electric drill placed against black plastic cover

In this installation there were some reinforcements on the underside that had to be removed.

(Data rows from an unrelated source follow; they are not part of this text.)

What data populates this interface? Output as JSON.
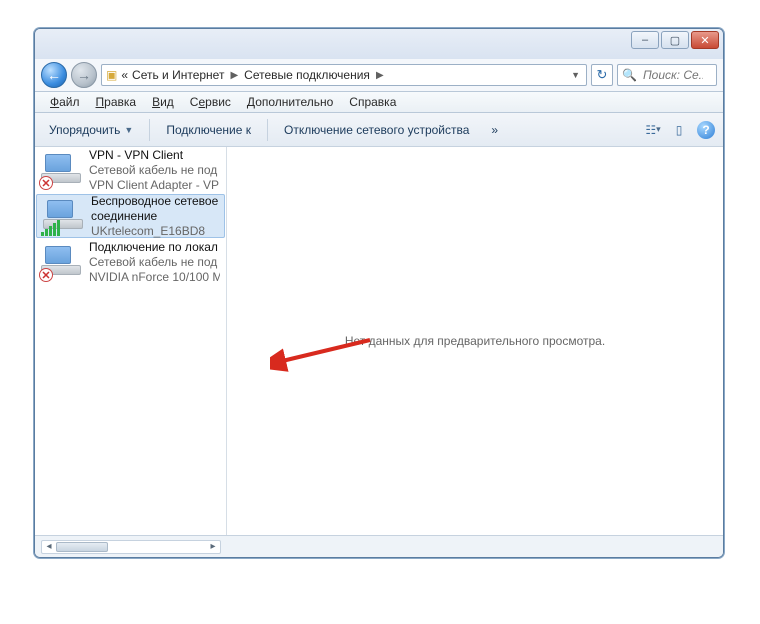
{
  "title_buttons": {
    "min": "–",
    "max": "▢",
    "close": "✕"
  },
  "breadcrumb": {
    "prefix": "«",
    "item1": "Сеть и Интернет",
    "item2": "Сетевые подключения"
  },
  "search": {
    "placeholder": "Поиск: Се..."
  },
  "menu": {
    "file": "Файл",
    "edit": "Правка",
    "view": "Вид",
    "tools": "Сервис",
    "advanced": "Дополнительно",
    "help": "Справка"
  },
  "toolbar": {
    "organize": "Упорядочить",
    "connect": "Подключение к",
    "disable": "Отключение сетевого устройства",
    "more": "»"
  },
  "connections": [
    {
      "title": "VPN - VPN Client",
      "sub1": "Сетевой кабель не под",
      "sub2": "VPN Client Adapter - VP",
      "status_icon": "x"
    },
    {
      "title": "Беспроводное сетевое",
      "sub1": "соединение",
      "sub2": "UKrtelecom_E16BD8",
      "status_icon": "bars"
    },
    {
      "title": "Подключение по локал",
      "sub1": "Сетевой кабель не под",
      "sub2": "NVIDIA nForce 10/100 M",
      "status_icon": "x"
    }
  ],
  "preview_empty": "Нет данных для предварительного просмотра.",
  "colors": {
    "accent": "#2d7ed6",
    "selection": "#d7e7f7",
    "arrow": "#d82a1e"
  }
}
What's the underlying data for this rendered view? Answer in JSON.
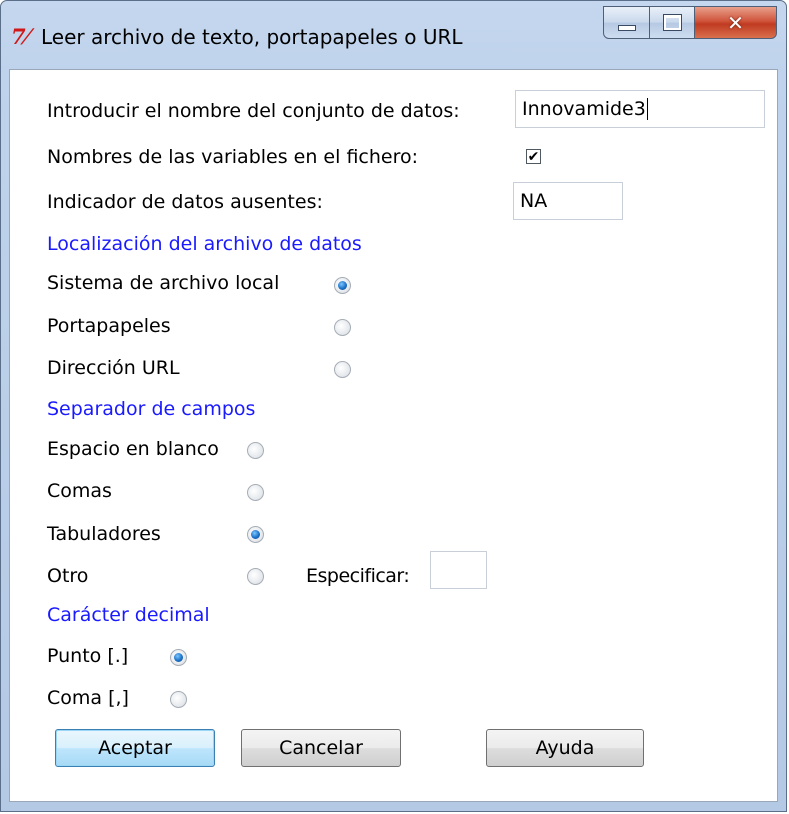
{
  "window": {
    "title": "Leer archivo de texto, portapapeles o URL",
    "icon": "tk-feather-icon",
    "controls": {
      "minimize": "minimize-icon",
      "maximize": "maximize-icon",
      "close": "close-icon"
    }
  },
  "form": {
    "dataset_label": "Introducir el nombre del conjunto de datos:",
    "dataset_value": "Innovamide3",
    "varnames_label": "Nombres de las variables en el fichero:",
    "varnames_checked": true,
    "varnames_mark": "✔",
    "missing_label": "Indicador de datos ausentes:",
    "missing_value": "NA"
  },
  "location": {
    "title": "Localización del archivo de datos",
    "options": [
      {
        "label": "Sistema de archivo local",
        "selected": true
      },
      {
        "label": "Portapapeles",
        "selected": false
      },
      {
        "label": "Dirección URL",
        "selected": false
      }
    ]
  },
  "separator": {
    "title": "Separador de campos",
    "options": [
      {
        "label": "Espacio en blanco",
        "selected": false
      },
      {
        "label": "Comas",
        "selected": false
      },
      {
        "label": "Tabuladores",
        "selected": true
      },
      {
        "label": "Otro",
        "selected": false
      }
    ],
    "specify_label": "Especificar:",
    "specify_value": ""
  },
  "decimal": {
    "title": "Carácter decimal",
    "options": [
      {
        "label": "Punto [.]",
        "selected": true
      },
      {
        "label": "Coma [,]",
        "selected": false
      }
    ]
  },
  "buttons": {
    "ok": "Aceptar",
    "cancel": "Cancelar",
    "help": "Ayuda"
  },
  "colors": {
    "section_title": "#1a1aff",
    "radio_selected": "#1c72c8",
    "close_button": "#c03a20"
  }
}
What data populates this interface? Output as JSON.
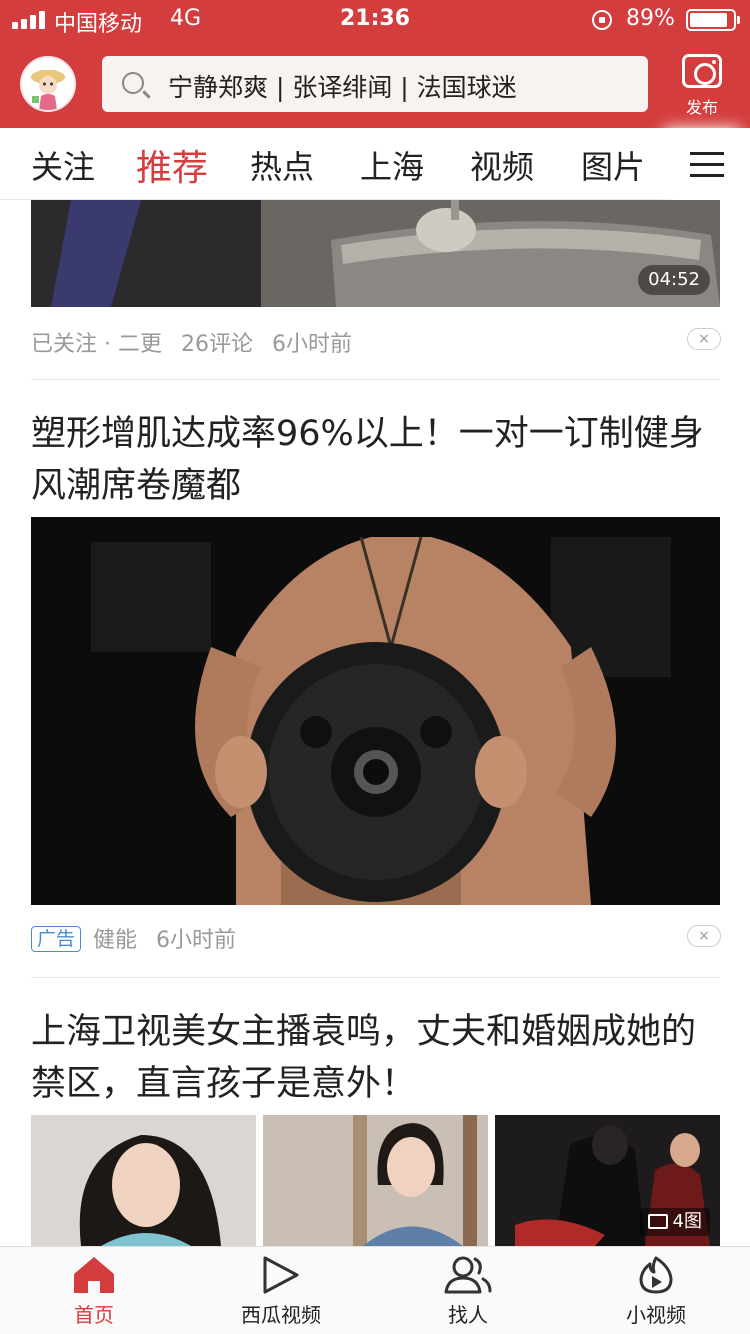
{
  "status_bar": {
    "carrier": "中国移动",
    "network": "4G",
    "time": "21:36",
    "battery": "89%",
    "battery_level": 0.89
  },
  "header": {
    "avatar_icon": "cartoon-avatar-icon",
    "search_icon": "search-icon",
    "search_suggestion": "宁静郑爽 | 张译绯闻 | 法国球迷",
    "publish_icon": "camera-icon",
    "publish_label": "发布",
    "color": "#d43d3d"
  },
  "tabs": [
    {
      "label": "关注",
      "active": false
    },
    {
      "label": "推荐",
      "active": true
    },
    {
      "label": "热点",
      "active": false
    },
    {
      "label": "上海",
      "active": false
    },
    {
      "label": "视频",
      "active": false
    },
    {
      "label": "图片",
      "active": false
    }
  ],
  "feed": {
    "item1": {
      "duration": "04:52",
      "source": "已关注 · 二更",
      "comments": "26评论",
      "time": "6小时前",
      "dislike": "×"
    },
    "item2": {
      "title": "塑形增肌达成率96%以上！一对一订制健身风潮席卷魔都",
      "badge": "广告",
      "source": "健能",
      "time": "6小时前",
      "dislike": "×"
    },
    "item3": {
      "title": "上海卫视美女主播袁鸣，丈夫和婚姻成她的禁区，直言孩子是意外！",
      "image_count": "4图"
    }
  },
  "bottom_nav": [
    {
      "label": "首页",
      "icon": "home-icon",
      "active": true
    },
    {
      "label": "西瓜视频",
      "icon": "play-icon",
      "active": false
    },
    {
      "label": "找人",
      "icon": "people-icon",
      "active": false
    },
    {
      "label": "小视频",
      "icon": "flame-play-icon",
      "active": false
    }
  ]
}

Tin snips and an X-ACTO knife took care of the offending plastic pretty quickly.

ruler placed next to screw stud placed in hole drilled in black plastic cover
white plastic spacers placed on stud mounts made of screws on red plastic cover
side view of solar panel placed on black plastic cover with plastic spacer over screw stud

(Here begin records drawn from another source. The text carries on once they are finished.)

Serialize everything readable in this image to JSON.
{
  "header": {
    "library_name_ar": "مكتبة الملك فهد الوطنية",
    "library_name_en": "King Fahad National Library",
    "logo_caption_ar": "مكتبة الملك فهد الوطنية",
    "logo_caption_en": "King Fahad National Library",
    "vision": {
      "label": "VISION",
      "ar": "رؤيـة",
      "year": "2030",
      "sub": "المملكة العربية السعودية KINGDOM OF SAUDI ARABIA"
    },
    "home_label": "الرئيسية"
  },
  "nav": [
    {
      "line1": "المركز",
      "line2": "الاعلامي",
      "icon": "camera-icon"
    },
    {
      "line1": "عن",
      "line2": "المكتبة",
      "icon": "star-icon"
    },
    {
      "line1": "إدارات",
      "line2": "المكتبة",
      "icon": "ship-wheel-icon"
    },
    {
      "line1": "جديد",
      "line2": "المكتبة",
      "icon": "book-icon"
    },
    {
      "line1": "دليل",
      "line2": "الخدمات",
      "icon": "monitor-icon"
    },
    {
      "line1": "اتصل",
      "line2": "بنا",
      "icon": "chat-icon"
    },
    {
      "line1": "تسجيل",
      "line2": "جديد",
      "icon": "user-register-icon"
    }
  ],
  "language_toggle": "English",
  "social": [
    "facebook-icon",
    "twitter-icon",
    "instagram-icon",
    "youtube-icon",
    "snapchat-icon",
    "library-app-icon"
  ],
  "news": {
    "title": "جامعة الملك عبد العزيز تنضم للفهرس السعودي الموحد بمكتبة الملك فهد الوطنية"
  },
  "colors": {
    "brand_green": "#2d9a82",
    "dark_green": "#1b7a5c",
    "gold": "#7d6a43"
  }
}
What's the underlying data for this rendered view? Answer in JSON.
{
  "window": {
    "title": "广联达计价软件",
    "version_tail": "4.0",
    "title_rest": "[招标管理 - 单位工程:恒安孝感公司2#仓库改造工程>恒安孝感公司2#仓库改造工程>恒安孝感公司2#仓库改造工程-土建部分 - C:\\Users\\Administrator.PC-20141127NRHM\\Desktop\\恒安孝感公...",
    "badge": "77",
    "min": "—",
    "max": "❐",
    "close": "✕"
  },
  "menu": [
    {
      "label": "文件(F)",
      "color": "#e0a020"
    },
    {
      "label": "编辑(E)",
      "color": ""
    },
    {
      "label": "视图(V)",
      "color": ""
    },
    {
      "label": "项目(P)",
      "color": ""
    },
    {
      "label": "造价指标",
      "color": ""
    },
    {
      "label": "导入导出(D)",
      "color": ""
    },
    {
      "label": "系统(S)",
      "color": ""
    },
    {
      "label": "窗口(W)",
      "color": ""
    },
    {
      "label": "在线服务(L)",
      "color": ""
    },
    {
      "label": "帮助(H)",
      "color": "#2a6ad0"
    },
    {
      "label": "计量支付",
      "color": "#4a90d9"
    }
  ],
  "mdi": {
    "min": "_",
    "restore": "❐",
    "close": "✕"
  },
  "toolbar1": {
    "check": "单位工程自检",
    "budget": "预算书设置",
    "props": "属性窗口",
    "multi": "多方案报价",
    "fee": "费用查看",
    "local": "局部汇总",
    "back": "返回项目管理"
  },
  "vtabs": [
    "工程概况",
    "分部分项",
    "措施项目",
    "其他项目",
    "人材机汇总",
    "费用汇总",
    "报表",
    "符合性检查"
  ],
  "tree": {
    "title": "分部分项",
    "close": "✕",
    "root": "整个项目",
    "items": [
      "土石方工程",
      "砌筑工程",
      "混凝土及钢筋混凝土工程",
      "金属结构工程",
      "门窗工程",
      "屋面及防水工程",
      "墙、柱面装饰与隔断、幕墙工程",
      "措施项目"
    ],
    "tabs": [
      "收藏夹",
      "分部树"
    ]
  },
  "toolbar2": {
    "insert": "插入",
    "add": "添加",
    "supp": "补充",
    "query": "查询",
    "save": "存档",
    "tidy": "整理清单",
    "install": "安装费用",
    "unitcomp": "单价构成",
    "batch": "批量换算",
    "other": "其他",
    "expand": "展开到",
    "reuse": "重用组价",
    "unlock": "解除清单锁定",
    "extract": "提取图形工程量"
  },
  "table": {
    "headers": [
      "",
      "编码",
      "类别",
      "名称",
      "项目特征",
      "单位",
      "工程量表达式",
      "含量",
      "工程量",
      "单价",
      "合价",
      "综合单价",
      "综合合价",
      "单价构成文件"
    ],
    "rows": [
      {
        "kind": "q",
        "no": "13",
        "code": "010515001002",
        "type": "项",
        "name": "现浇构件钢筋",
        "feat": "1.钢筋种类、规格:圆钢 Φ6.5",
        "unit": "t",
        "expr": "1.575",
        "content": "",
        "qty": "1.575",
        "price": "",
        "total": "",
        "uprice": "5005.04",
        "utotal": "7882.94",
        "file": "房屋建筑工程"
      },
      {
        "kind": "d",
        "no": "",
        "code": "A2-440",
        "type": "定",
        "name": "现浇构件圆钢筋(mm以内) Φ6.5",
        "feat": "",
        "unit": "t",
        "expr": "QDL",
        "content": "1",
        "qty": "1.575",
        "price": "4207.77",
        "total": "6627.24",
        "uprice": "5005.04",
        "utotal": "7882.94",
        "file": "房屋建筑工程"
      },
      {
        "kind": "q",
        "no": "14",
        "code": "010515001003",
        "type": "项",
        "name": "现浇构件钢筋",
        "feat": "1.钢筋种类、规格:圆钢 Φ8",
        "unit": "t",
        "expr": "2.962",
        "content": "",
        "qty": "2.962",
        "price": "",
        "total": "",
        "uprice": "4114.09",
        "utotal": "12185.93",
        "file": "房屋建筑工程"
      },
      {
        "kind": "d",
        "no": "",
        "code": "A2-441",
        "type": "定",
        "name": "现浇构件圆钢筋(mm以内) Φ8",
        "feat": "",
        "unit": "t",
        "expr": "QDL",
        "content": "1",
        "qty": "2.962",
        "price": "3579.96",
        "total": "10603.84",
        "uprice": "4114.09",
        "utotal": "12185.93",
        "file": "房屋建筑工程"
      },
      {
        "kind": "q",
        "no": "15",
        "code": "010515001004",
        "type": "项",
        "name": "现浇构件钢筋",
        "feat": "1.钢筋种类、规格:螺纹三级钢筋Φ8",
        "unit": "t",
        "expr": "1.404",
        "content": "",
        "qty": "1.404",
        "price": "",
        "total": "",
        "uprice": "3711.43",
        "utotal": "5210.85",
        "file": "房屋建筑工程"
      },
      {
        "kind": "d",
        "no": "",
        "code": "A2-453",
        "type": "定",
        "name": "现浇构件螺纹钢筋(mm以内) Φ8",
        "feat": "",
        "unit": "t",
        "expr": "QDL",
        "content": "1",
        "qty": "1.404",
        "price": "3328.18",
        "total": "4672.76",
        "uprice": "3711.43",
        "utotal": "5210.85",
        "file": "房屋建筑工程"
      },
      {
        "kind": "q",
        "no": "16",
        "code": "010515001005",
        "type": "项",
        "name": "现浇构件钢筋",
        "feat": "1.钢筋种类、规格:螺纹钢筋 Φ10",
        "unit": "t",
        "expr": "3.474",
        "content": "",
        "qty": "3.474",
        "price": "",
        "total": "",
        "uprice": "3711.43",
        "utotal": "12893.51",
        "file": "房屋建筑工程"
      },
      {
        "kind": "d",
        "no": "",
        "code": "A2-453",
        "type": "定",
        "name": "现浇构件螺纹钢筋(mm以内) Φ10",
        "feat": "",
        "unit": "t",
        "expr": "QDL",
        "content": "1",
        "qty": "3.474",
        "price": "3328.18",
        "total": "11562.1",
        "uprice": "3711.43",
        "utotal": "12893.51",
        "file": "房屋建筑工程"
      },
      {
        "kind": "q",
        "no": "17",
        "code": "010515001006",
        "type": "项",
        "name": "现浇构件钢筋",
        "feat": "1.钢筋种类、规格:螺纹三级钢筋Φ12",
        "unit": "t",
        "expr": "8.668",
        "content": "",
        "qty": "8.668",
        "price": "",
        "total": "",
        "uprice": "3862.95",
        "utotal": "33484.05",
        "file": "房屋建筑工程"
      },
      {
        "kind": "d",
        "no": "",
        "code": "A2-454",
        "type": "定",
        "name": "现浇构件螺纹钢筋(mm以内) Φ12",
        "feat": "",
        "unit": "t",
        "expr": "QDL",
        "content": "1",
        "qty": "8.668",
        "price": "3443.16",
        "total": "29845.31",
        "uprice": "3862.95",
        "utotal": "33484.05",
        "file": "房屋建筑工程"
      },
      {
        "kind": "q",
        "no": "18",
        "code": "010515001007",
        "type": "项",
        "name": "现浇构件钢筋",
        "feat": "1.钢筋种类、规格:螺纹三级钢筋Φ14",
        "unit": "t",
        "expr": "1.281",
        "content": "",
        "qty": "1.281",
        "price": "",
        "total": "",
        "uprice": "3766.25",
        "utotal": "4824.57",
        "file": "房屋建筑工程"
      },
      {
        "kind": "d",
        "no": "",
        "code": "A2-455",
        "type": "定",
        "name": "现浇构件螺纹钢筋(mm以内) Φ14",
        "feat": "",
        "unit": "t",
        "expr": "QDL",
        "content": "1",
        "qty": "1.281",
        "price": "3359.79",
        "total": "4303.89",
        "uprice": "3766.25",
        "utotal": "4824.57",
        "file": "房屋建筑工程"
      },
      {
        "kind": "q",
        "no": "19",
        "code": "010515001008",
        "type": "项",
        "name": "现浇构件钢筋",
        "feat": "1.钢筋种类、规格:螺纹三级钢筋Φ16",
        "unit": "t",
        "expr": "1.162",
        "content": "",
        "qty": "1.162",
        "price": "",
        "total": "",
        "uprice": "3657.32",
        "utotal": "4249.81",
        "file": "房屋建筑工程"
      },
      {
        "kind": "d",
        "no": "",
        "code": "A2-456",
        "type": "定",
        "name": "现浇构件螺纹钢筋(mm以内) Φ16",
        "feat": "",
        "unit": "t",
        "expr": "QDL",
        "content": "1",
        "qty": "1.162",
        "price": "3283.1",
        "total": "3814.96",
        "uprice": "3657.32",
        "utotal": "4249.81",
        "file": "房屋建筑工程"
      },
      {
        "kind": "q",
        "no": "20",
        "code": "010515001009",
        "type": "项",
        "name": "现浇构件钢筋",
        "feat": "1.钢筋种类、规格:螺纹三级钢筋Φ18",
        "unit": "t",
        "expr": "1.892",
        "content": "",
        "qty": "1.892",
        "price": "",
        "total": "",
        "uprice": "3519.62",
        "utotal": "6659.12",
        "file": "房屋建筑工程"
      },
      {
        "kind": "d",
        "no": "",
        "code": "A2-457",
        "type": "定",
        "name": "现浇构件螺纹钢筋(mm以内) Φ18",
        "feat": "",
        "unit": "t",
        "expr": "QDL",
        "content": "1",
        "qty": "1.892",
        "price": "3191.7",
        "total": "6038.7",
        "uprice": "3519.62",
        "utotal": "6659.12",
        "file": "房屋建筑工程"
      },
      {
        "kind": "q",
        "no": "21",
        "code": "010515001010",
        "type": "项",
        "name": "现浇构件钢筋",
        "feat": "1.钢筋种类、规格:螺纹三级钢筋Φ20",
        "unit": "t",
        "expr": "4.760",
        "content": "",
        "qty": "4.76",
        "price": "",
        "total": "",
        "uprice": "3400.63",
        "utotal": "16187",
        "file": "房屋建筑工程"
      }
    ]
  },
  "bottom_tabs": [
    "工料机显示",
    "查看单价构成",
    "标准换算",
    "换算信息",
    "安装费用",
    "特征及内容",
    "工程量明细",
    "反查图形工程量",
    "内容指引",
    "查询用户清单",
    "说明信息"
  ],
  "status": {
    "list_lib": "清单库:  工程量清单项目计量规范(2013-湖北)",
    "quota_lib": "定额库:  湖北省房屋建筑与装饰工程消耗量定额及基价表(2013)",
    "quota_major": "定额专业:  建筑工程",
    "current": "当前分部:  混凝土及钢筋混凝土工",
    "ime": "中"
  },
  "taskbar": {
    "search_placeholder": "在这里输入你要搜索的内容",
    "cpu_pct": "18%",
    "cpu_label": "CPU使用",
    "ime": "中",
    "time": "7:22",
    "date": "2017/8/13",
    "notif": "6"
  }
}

Use the other half of the contour-cut spacer to shim the bottom of the mounting.

screw top with plastic spacer covering threads pushed through black plastic cover
person holding wrench to screw head inside black plastic cover
red plastic protected solar panel mounted to lawn mower cover

Step 11: Run the Wiring

Now that the PV panels are mounted, run the wires into the motor cover.

drill bit pushed through plastic of lawnmower cover
wire cutters being held against plastic cover of lawnmower above drilled hole
person sliding black wires through cut in black plastic cover towards drilled hole
two wires being knotted together coming out of a drilled hole in the plastic cover of a lawnmower
two black wires knotted together on black plastic cover
stapler pressed against black plastic cover of lawnmower below hole through which two wires are threaded
two staples in the plastic of the lawnmower cover closing up a cut made by wire cutters to drilled hole
two wired plugs resting on the inside of a lawn mower cover

Step 12: Check the Solar Panel Output

OCV (open-circuit voltage) of these PV panels is on the order of 16 to 20 volts. If it is especially light out, this is the reading you should get.

person holding voltage reader showing 17.95 volt output

Step 13: The Final Hookup!

Connect the PV panels to the battery banks.

Next, check your voltages. You should have two banks of 12 to 15 volts and the overall voltage should be at least 24 volts.

person holding wires connecting pv panels and battery banks
voltage checker hooked up to solar battery array in lawn mower reading 26.2 volt output

Step 14: There It Is!

It works and really works well. I’ve been mowing my lawn every day for three days and the mower is fully charged every time I turn it on. All I need now is a lawn.

More from Do It Yourself Projects to Get You Off the Grid:

green and white book cover with potted plants, solar array, and a small building made of recycled windows on it

From Do It Yourself Projects to Get You Off the Grid by (Skyhorse Publishing, 2018) Copyright Skyhorse Publishing. All rights reserved. Used by permission of Skyhorse Publishing.